## What the exercise asks
Return only the number of lines in the records below where the string "change" shows up.
----- Information supplied
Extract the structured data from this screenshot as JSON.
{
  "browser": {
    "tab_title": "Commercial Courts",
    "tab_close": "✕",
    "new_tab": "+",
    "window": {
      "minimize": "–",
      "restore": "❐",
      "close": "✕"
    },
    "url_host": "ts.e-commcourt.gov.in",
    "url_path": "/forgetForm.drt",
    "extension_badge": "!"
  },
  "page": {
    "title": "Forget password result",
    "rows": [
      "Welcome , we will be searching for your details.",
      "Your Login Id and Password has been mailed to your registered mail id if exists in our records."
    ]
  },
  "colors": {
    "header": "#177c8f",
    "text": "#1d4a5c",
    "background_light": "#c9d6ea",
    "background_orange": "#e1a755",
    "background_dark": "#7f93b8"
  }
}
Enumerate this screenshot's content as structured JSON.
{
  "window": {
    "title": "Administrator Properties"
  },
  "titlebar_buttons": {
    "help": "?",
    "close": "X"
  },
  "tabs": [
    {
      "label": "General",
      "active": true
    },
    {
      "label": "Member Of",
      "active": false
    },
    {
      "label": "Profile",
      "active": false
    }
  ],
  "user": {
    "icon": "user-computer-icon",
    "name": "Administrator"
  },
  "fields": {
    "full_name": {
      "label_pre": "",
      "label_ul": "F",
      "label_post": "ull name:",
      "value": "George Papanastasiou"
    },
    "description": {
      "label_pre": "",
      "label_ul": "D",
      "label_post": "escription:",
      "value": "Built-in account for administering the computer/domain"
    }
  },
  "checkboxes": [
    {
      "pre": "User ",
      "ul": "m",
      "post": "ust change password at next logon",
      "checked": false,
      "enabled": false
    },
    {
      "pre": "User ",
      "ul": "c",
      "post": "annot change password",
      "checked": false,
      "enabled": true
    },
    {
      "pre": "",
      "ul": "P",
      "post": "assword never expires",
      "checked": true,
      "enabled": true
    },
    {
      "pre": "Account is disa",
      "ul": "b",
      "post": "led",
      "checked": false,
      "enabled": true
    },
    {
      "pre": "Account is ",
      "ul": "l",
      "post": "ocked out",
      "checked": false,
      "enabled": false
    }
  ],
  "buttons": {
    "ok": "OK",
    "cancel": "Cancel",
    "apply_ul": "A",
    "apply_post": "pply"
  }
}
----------
## Answer box
2